Christ would end this parable with, “Other seeds fell on good soil and brought forth grain, some a hundredfold, some sixty, some thirty. Let anyone with ears hear!”

Not everyone that hears the word of God will hear it, listen to it or pay any attention to it. But for that good soil, that fertile soil – from that will come 30, 60, 100 fold. That soil that has been broken and is ready to be seeded.

Like that soil we are all broken whether we realize it or want to admit it. We are all broken people. All capable of being or becoming that good soil. Everyone has the ability to bear fruit, to be the fertile and rich soil.

Whoever has ears to hear, let them hear. Not just to hear the audible words, but to allow these words of Christ to take hold in your soul. That this parable would not be about information, but transformation.


Pastor Shawn, Seymour UMC

Author of Incomplete

Faith v. Flesh


Paul’s letter to the Romans takes place near the end of his ministry.  It includes his mature reflections on the Christian life.  In the seventh chapter he writes, “For I know that nothing good dwells within me, that is, in my flesh.  I can will what is right, but I cannot do it.  For I do not do the good I want, but the evil I do not want is what I do.”
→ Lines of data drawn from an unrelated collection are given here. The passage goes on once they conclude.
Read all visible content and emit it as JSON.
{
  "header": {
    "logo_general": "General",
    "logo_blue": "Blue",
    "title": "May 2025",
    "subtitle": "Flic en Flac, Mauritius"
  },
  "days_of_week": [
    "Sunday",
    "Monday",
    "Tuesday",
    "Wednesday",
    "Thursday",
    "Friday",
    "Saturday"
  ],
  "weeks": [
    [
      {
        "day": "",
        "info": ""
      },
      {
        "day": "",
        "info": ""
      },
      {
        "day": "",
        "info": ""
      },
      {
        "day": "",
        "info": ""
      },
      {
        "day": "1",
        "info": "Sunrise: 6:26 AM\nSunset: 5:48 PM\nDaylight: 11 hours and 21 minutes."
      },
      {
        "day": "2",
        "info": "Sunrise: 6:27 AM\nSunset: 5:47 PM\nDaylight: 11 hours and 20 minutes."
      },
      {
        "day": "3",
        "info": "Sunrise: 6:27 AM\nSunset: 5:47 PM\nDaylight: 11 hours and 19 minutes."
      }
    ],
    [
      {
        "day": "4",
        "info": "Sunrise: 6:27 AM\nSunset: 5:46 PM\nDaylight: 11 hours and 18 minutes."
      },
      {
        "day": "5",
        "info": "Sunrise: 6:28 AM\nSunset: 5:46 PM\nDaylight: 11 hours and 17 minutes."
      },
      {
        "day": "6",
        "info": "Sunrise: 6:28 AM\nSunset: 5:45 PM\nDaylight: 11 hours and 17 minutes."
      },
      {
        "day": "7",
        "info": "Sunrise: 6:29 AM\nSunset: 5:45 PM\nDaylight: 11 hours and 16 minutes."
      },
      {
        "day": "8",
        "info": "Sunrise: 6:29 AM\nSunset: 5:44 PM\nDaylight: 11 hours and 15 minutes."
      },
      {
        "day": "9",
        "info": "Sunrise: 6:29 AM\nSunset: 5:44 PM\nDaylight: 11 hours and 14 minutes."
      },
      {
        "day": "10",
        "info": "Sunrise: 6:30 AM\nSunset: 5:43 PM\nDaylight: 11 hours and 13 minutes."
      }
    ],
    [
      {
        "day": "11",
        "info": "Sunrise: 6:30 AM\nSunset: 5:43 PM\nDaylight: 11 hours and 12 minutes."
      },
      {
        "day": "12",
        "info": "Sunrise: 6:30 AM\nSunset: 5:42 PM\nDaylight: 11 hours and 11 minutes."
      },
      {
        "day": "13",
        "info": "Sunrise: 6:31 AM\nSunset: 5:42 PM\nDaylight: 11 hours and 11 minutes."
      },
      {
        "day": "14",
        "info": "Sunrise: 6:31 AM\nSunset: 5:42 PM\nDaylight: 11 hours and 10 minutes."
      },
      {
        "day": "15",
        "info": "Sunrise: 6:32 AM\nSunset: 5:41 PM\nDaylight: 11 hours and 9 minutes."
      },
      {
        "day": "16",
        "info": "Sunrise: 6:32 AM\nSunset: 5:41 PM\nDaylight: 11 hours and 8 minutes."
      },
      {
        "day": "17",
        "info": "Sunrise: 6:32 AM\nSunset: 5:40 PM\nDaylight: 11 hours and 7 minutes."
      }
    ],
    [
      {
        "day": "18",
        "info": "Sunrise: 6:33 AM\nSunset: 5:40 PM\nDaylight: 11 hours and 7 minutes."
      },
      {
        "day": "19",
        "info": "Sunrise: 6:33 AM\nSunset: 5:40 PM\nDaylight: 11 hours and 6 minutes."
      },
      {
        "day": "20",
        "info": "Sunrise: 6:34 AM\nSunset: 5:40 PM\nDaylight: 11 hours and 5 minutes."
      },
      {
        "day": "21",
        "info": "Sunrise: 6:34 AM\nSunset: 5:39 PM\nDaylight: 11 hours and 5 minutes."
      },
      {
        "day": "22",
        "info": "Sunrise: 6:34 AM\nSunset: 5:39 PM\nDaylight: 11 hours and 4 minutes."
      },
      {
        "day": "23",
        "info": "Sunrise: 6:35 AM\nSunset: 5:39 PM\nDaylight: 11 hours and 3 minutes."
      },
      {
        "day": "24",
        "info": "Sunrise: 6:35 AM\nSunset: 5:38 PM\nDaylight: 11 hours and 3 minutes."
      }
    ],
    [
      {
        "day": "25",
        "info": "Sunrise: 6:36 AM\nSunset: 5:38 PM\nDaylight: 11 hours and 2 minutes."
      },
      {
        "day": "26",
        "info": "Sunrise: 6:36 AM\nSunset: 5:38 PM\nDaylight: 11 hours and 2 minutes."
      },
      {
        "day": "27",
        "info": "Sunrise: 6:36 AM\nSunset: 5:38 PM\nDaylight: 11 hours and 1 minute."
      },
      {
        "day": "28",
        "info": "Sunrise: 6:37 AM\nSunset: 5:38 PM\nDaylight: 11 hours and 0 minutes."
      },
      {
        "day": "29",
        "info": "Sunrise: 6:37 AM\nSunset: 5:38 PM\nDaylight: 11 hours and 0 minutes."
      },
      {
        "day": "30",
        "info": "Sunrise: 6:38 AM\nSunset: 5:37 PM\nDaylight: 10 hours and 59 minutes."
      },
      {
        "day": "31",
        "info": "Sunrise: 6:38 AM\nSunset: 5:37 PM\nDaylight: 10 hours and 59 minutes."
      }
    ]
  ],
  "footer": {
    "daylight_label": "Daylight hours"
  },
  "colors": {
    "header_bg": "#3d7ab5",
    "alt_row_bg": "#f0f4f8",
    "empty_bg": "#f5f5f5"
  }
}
In spite of our best efforts we still lose our temper, say things we shouldn’t have and may not accomplish everything we want in this life.  Lust, greed, envy and pride are all day every day temptations.

It is only when we understand that this flesh is rebellious, wants everything in it’s path and can only be tamed with faith, that life changes.  Faith and the belief in God is the only context in which our being makes sense.  We are given life freely by our Creator.  We can choose to follow him or reject him, we can pick earth or eternity and convenience or Christ.  We choose to tame the flesh by faith or feed its every desire and ultimately choose death.


Pastor Shawn, Seymour UMC

Author of Incomplete